Dataset rows describing interfaces
▬▬▬▬▬▬

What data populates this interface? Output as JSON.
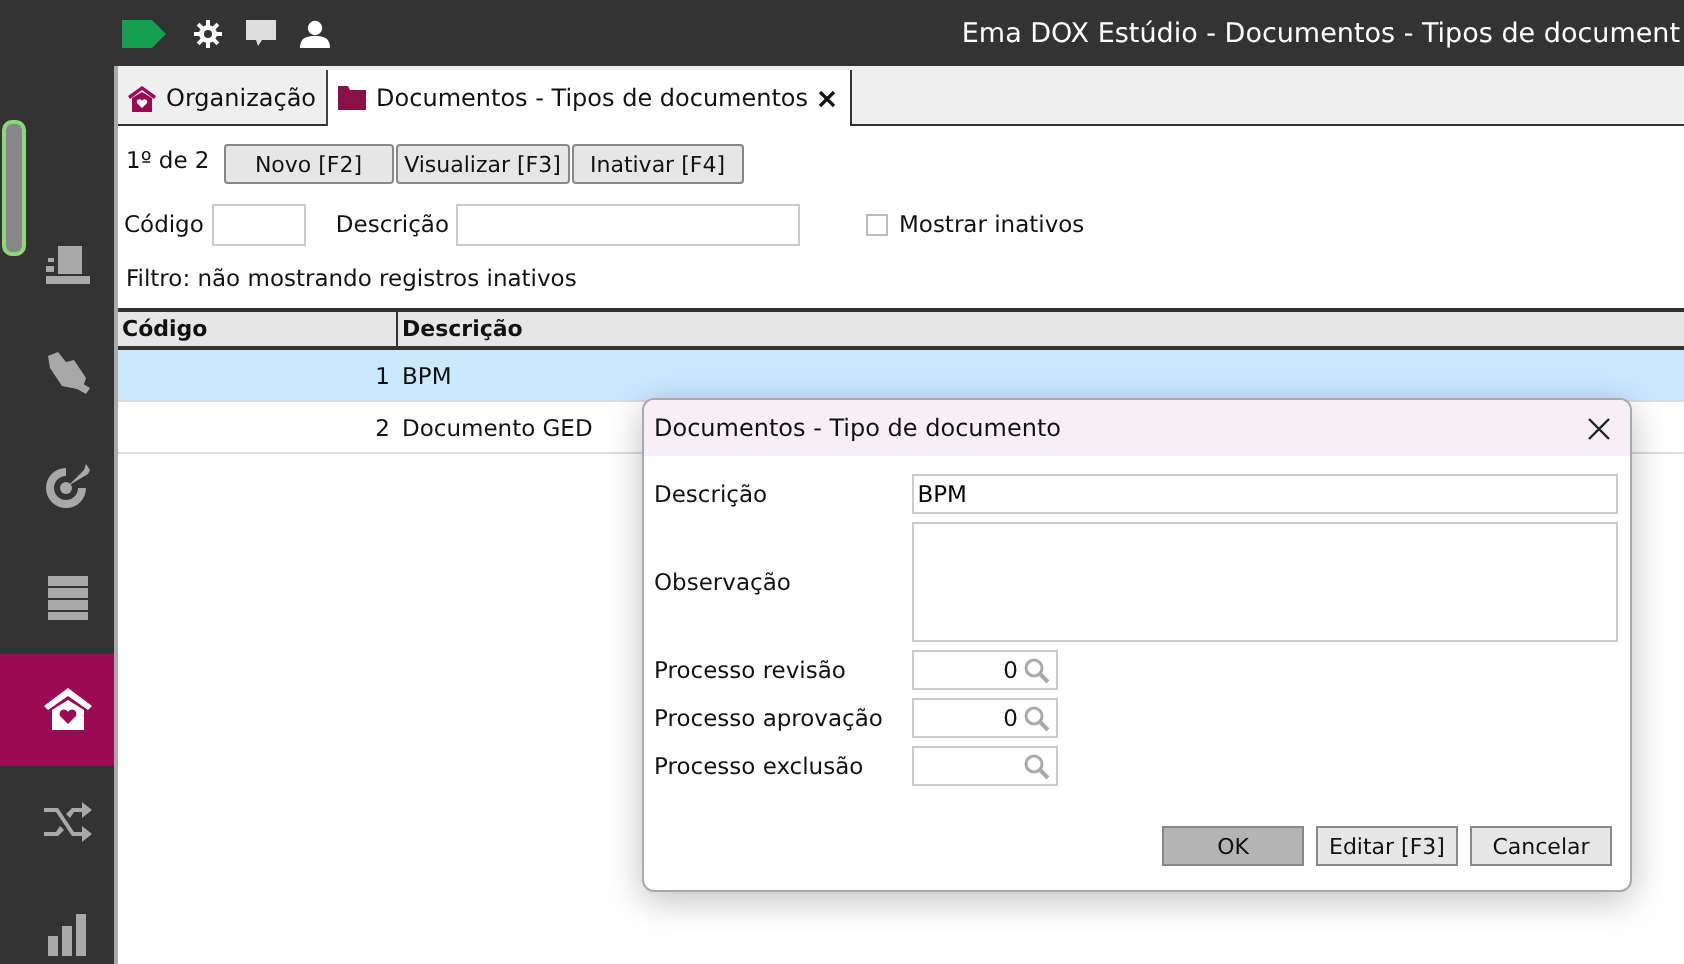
{
  "top_bar": {
    "title": "Ema DOX Estúdio - Documentos - Tipos de document"
  },
  "sidebar": {
    "items": [
      {
        "selected": false
      },
      {
        "selected": false
      },
      {
        "selected": false
      },
      {
        "selected": false
      },
      {
        "selected": true
      },
      {
        "selected": false
      },
      {
        "selected": false
      }
    ]
  },
  "tabs": [
    {
      "label": "Organização",
      "selected": false,
      "closable": false
    },
    {
      "label": "Documentos - Tipos de documentos",
      "selected": true,
      "closable": true
    }
  ],
  "toolbar": {
    "record_count": "1º de 2",
    "buttons": [
      "Novo [F2]",
      "Visualizar [F3]",
      "Inativar [F4]"
    ]
  },
  "filters": {
    "fields": [
      {
        "label": "Código"
      },
      {
        "label": "Descrição"
      }
    ],
    "checkbox": {
      "label": "Mostrar inativos",
      "checked": false
    },
    "status": "Filtro:  não mostrando registros inativos"
  },
  "table": {
    "columns": [
      "Código",
      "Descrição"
    ],
    "rows": [
      {
        "code": "1",
        "description": "BPM",
        "selected": true
      },
      {
        "code": "2",
        "description": "Documento GED",
        "selected": false
      }
    ]
  },
  "dialog": {
    "title": "Documentos - Tipo de documento",
    "fields": [
      {
        "kind": "text",
        "label": "Descrição",
        "value": "BPM"
      },
      {
        "kind": "textarea",
        "label": "Observação"
      },
      {
        "kind": "lookup",
        "label": "Processo revisão",
        "value": "0"
      },
      {
        "kind": "lookup",
        "label": "Processo aprovação",
        "value": "0"
      },
      {
        "kind": "lookup",
        "label": "Processo exclusão"
      }
    ],
    "buttons": [
      {
        "label": "OK",
        "default": true
      },
      {
        "label": "Editar [F3]",
        "default": false
      },
      {
        "label": "Cancelar",
        "default": false
      }
    ]
  }
}
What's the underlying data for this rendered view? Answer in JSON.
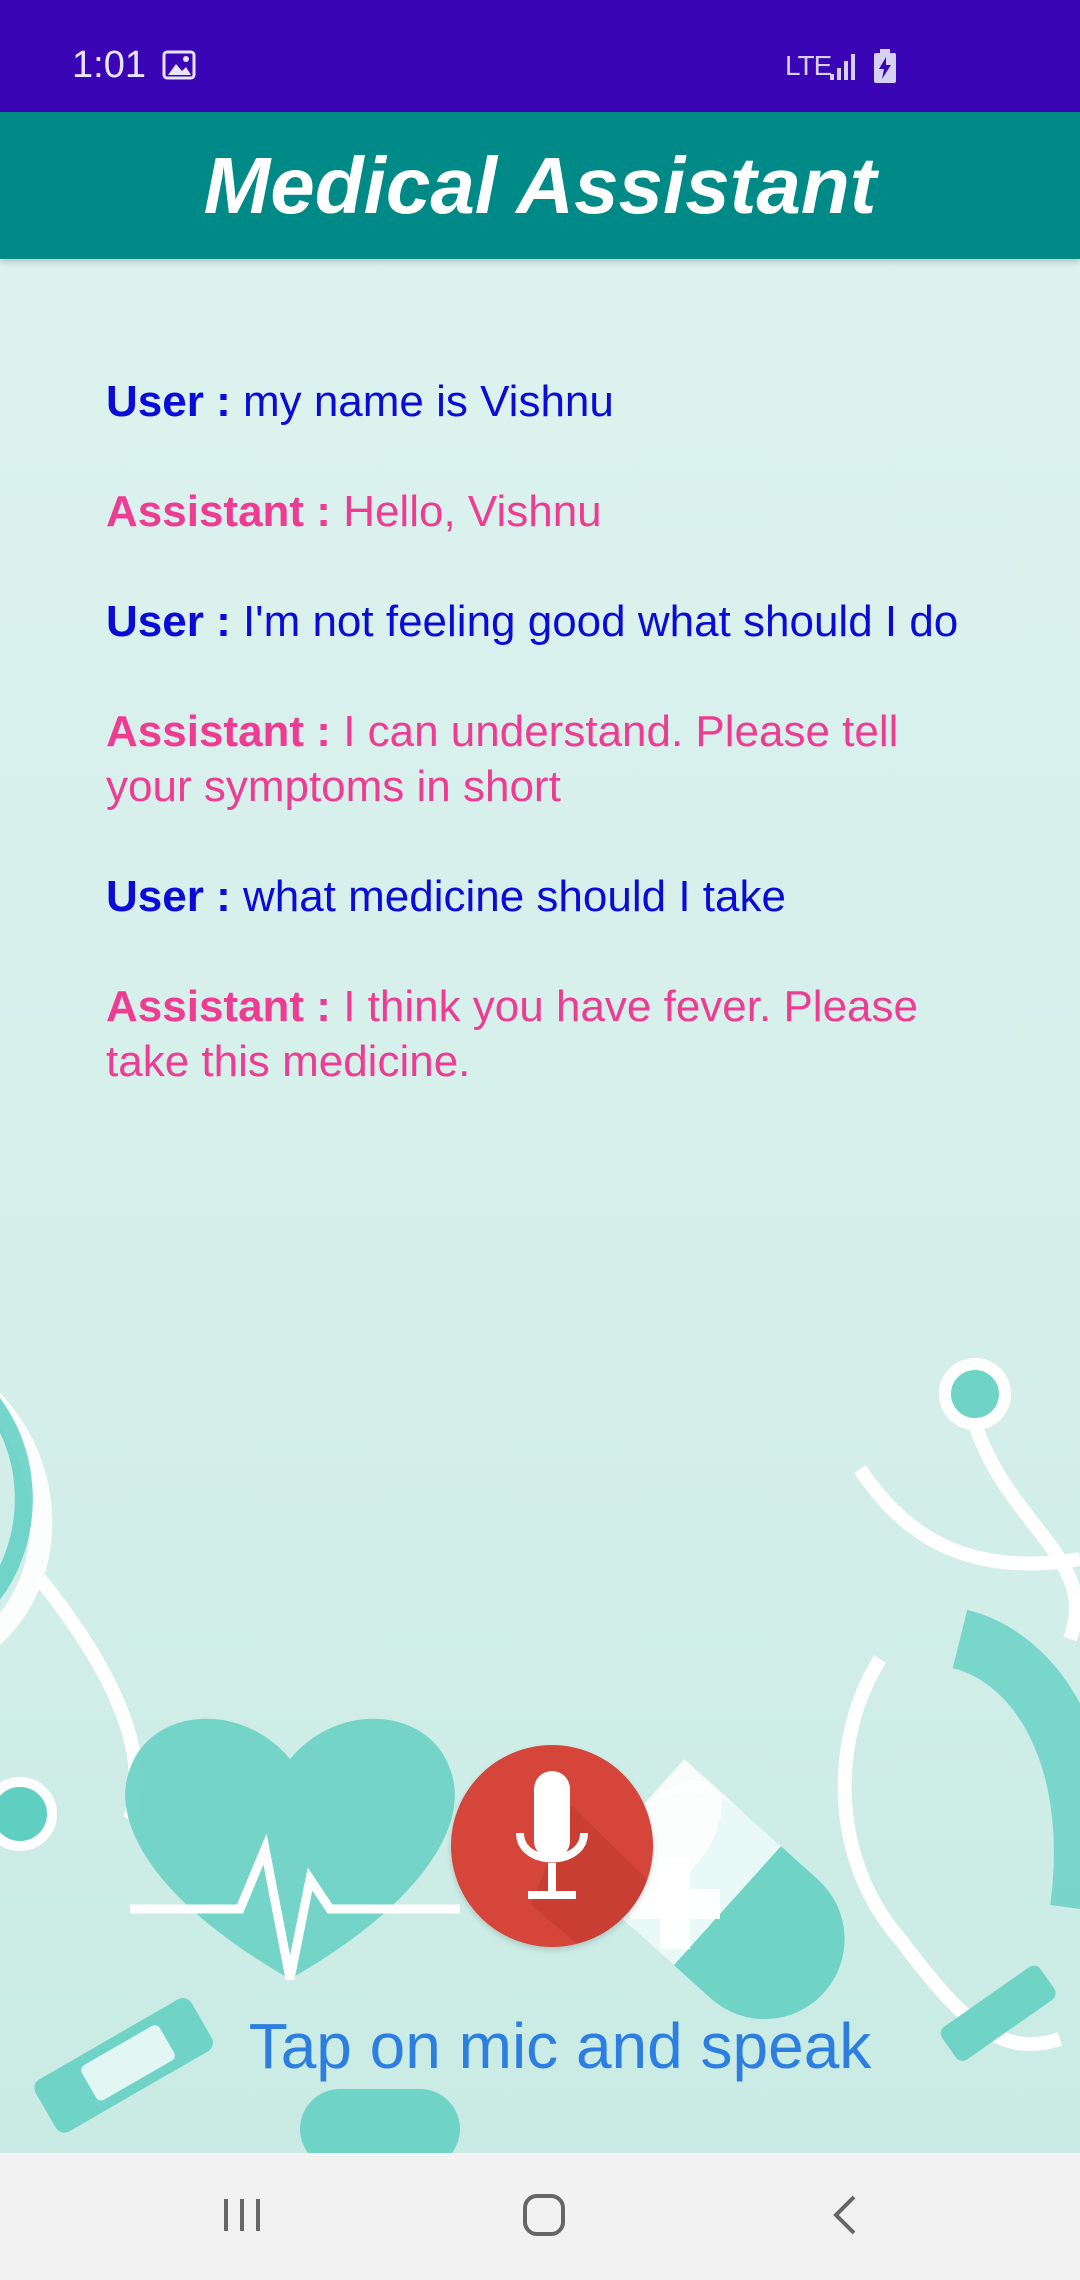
{
  "status_bar": {
    "time": "1:01",
    "network": "LTE",
    "icons": [
      "gallery-icon",
      "signal-icon",
      "battery-charging-icon"
    ]
  },
  "header": {
    "title": "Medical Assistant"
  },
  "conversation": [
    {
      "role": "user",
      "speaker": "User :",
      "text": "my name is Vishnu"
    },
    {
      "role": "assistant",
      "speaker": "Assistant :",
      "text": "Hello, Vishnu"
    },
    {
      "role": "user",
      "speaker": "User :",
      "text": "I'm not feeling good what should I do"
    },
    {
      "role": "assistant",
      "speaker": "Assistant :",
      "text": "I can understand. Please tell your symptoms in short"
    },
    {
      "role": "user",
      "speaker": "User :",
      "text": "what medicine should I take"
    },
    {
      "role": "assistant",
      "speaker": "Assistant :",
      "text": "I think you have fever. Please take this medicine."
    }
  ],
  "mic": {
    "icon": "microphone-icon",
    "hint": "Tap on mic and speak"
  },
  "nav_bar": {
    "icons": [
      "recents-icon",
      "home-icon",
      "back-icon"
    ]
  },
  "colors": {
    "status_bar": "#3a05b4",
    "header": "#008a87",
    "background": "#d9f1ec",
    "user_text": "#0b0bd8",
    "assistant_text": "#ee3c93",
    "mic_button": "#d6453a",
    "hint_text": "#2c7fe0"
  }
}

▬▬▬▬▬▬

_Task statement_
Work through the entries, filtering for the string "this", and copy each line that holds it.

_Expected answer_
What data populates this interface? Output as JSON.
What's the underlying data for this rendered view? Answer in JSON.
      "text": "I think you have fever. Please take this medicine."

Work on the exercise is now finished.